What are they and why should you care?
Denormal refers to very small floating point numbers. Explanation on how this affects ardour will follow. More on denormals from: http://en.wikipedia.org/wiki/Denormal
The problem with denormals is that some processors (especially P4's but also some AMD processors) cannot calculate so small numbers without going into a special state. Switching between the normal and denormal state takes time. In effect this means that calculations done with denormals is very slow. Often in practice increasingly slow, which will eventually lead in audible glitches (xruns) and finally Jack kicking the slowed down client out of the processing chain.
Who's to blame?
Denormal issues in ardour are caused by plugins and despite legends floating around the internet, the plugin "host" (in this case Ardour) can't really do anything about it. Ardour can make sure that no plugin will get denormals in their input and that no plugin will output denormals, but sadly this isn't enough.
It is feedback in the plugin itself which causes denormal issues. Imagine a "perfect" feedback delay. In the delay, a fraction of the signal is always fed back to the delay. Imagine then a situation where the plugin is fed a signal where there is an impulse of some sort and followed by an infinite amount of digital black (0.00's). The impulse will circulate in the plugin forever, always getting fainter and fainter. In a floating-point DSP process, the impulse will eventually drop into the denormal range. All of this processing happens inside the plugin, thus Ardour can't affect the situation.*
In real day-to-day use denormal issues will strike in situations quite close to the previous one (but also in other situations as well). For example a region followed by no regions ("emptiness") on a track. The empty parts of the track are digital black while the region contains some signal. Playing through the region and into the empty zone will cause denormal unsafe feedback loops to start producing denormals. As the digital black will not add anything to the original signal in the feedback loop, the signal inside the plugin will eventually fall into the denormal range.
How to avoid them?
The only proper fix for this (short of changing your processor) is to either treat denormals as zeoes or add a dithering signal within the plugin.

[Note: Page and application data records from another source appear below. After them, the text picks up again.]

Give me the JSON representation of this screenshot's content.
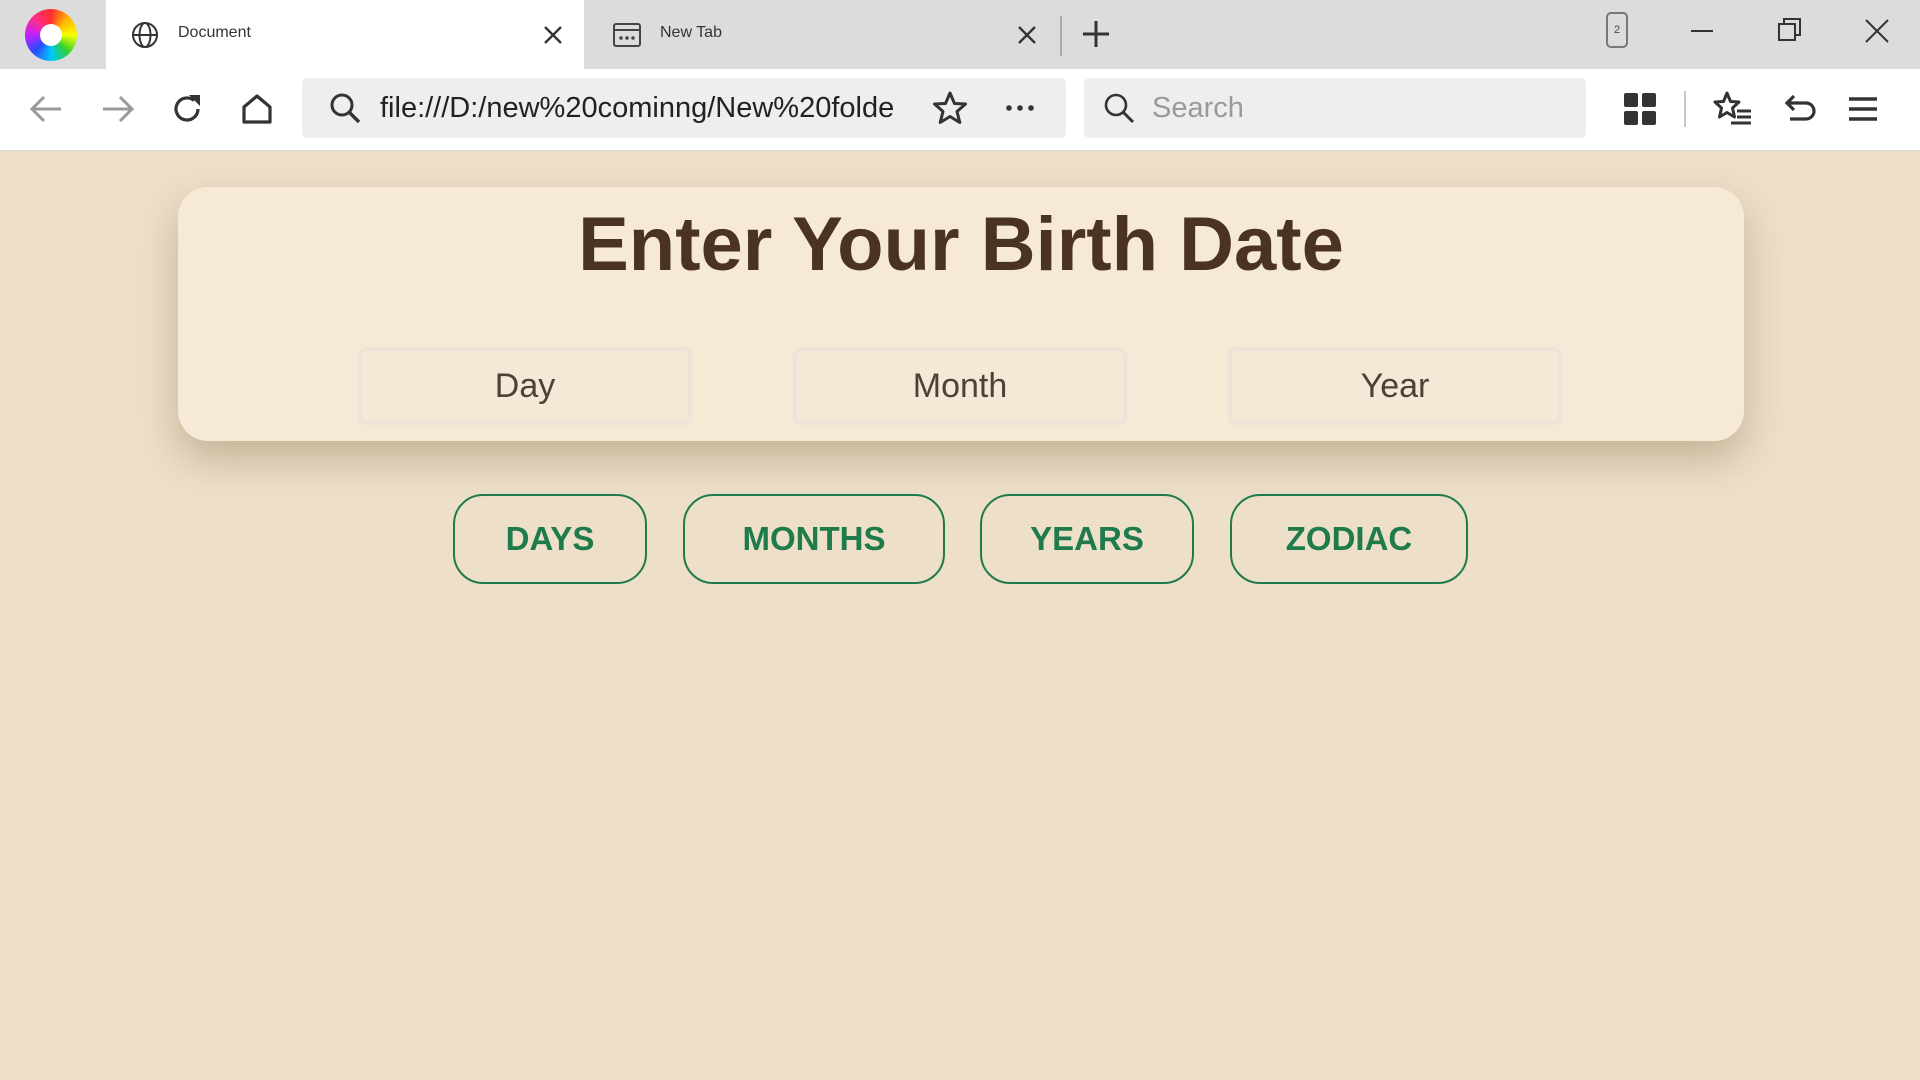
{
  "browser": {
    "tabs": [
      {
        "title": "Document",
        "active": true,
        "icon": "globe-icon"
      },
      {
        "title": "New Tab",
        "active": false,
        "icon": "new-tab-page-icon"
      }
    ],
    "tab_count": "2",
    "address_bar": {
      "url": "file:///D:/new%20cominng/New%20folde"
    },
    "search": {
      "placeholder": "Search"
    }
  },
  "page": {
    "title": "Enter Your Birth Date",
    "inputs": {
      "day_placeholder": "Day",
      "month_placeholder": "Month",
      "year_placeholder": "Year"
    },
    "buttons": {
      "days": "DAYS",
      "months": "MONTHS",
      "years": "YEARS",
      "zodiac": "ZODIAC"
    }
  },
  "colors": {
    "page_background": "#eddfc8",
    "card_background": "#f6ead7",
    "title_text": "#4a3224",
    "accent_green": "#1f7a4c"
  }
}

Zeroing denormals is referred to as DAZ = denormals are zero. This means that all samples of the signal which are in the denormal range are treated as zeroes. In effect, zeroing them actually reduces a bit of noise in the process as the denormal range is below -200dB. That is way below what humans can hear. Especially since that level is also well below the limits of digital to analog converters. In other words: the electronical noise from even the best converter is many times louder than denormals.
Modern processors can be set to "DAZ" mode, which means that the processor will automatically treat denormals as zeroes. The programmer only needs to set this mode before the DSP math is done. This does not affect calculations done in the x87 FPU stack though, it only affects SSE and SSE2 operations.
The dithering method is the opposite. The idea is to add noise somewhere around -180 - -200 dB to the signal. That noise keeps the samples from ever going down to the denormal range, by adding that noise. Of course, it does add a bit of noise to the signal. But again, this noise is inaudible.
For the end-user, the answer to the question "How to avoid them?" is that the plugins need to be fixed. First you should check that you are using the most recent version of the plugin. If even the most recent release exhibits denormal issues, you should contact the author of the plugin.
* Ardour could feed a dithered "silence" instead of digital black in empty parts of tracks. The problem is: even though it could fix most of the denormal problems it still isn't a 100% fix for the issue. For example, if a plugin was to stop taking input (for example, input gain would be automated to -inf), feedback loops would still cause denormal issues.